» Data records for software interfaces

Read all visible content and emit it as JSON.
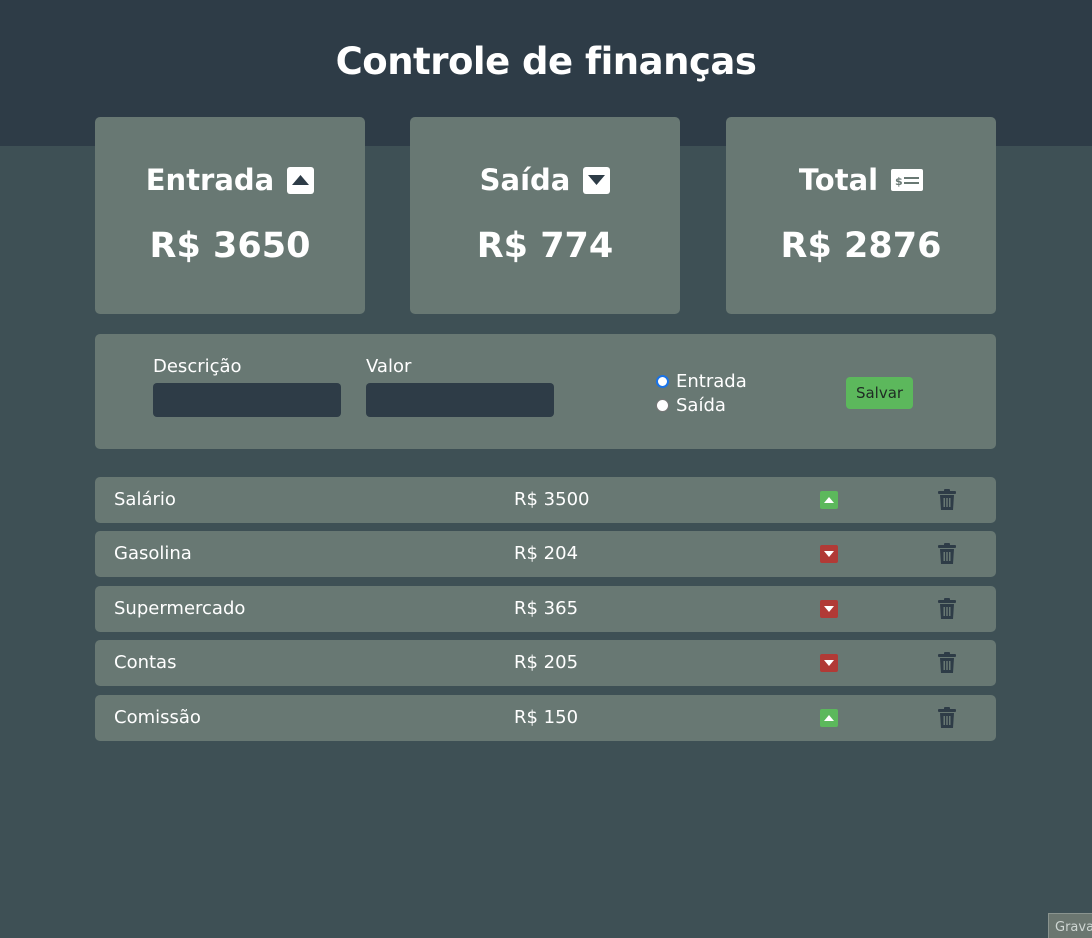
{
  "title": "Controle de finanças",
  "cards": [
    {
      "label": "Entrada",
      "value": "R$ 3650",
      "icon": "caret-up-square-icon"
    },
    {
      "label": "Saída",
      "value": "R$ 774",
      "icon": "caret-down-square-icon"
    },
    {
      "label": "Total",
      "value": "R$ 2876",
      "icon": "money-check-icon"
    }
  ],
  "form": {
    "description_label": "Descrição",
    "description_value": "",
    "value_label": "Valor",
    "value_value": "",
    "radio_entrada": "Entrada",
    "radio_saida": "Saída",
    "selected_type": "Entrada",
    "save_label": "Salvar"
  },
  "transactions": [
    {
      "description": "Salário",
      "value": "R$ 3500",
      "type": "entrada"
    },
    {
      "description": "Gasolina",
      "value": "R$ 204",
      "type": "saida"
    },
    {
      "description": "Supermercado",
      "value": "R$ 365",
      "type": "saida"
    },
    {
      "description": "Contas",
      "value": "R$ 205",
      "type": "saida"
    },
    {
      "description": "Comissão",
      "value": "R$ 150",
      "type": "entrada"
    }
  ],
  "colors": {
    "header": "#2e3c47",
    "background": "#3e5055",
    "panel": "#687873",
    "income": "#5cb85c",
    "expense": "#b13a36",
    "trash": "#2e3c47"
  },
  "corner_tab_text": "Grava"
}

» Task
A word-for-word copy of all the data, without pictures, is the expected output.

» Answer below
Read all visible content and emit it as JSON.
{
  "title": "Controle de finanças",
  "cards": [
    {
      "label": "Entrada",
      "value": "R$ 3650",
      "icon": "caret-up-square-icon"
    },
    {
      "label": "Saída",
      "value": "R$ 774",
      "icon": "caret-down-square-icon"
    },
    {
      "label": "Total",
      "value": "R$ 2876",
      "icon": "money-check-icon"
    }
  ],
  "form": {
    "description_label": "Descrição",
    "description_value": "",
    "value_label": "Valor",
    "value_value": "",
    "radio_entrada": "Entrada",
    "radio_saida": "Saída",
    "selected_type": "Entrada",
    "save_label": "Salvar"
  },
  "transactions": [
    {
      "description": "Salário",
      "value": "R$ 3500",
      "type": "entrada"
    },
    {
      "description": "Gasolina",
      "value": "R$ 204",
      "type": "saida"
    },
    {
      "description": "Supermercado",
      "value": "R$ 365",
      "type": "saida"
    },
    {
      "description": "Contas",
      "value": "R$ 205",
      "type": "saida"
    },
    {
      "description": "Comissão",
      "value": "R$ 150",
      "type": "entrada"
    }
  ],
  "colors": {
    "header": "#2e3c47",
    "background": "#3e5055",
    "panel": "#687873",
    "income": "#5cb85c",
    "expense": "#b13a36",
    "trash": "#2e3c47"
  },
  "corner_tab_text": "Grava"
}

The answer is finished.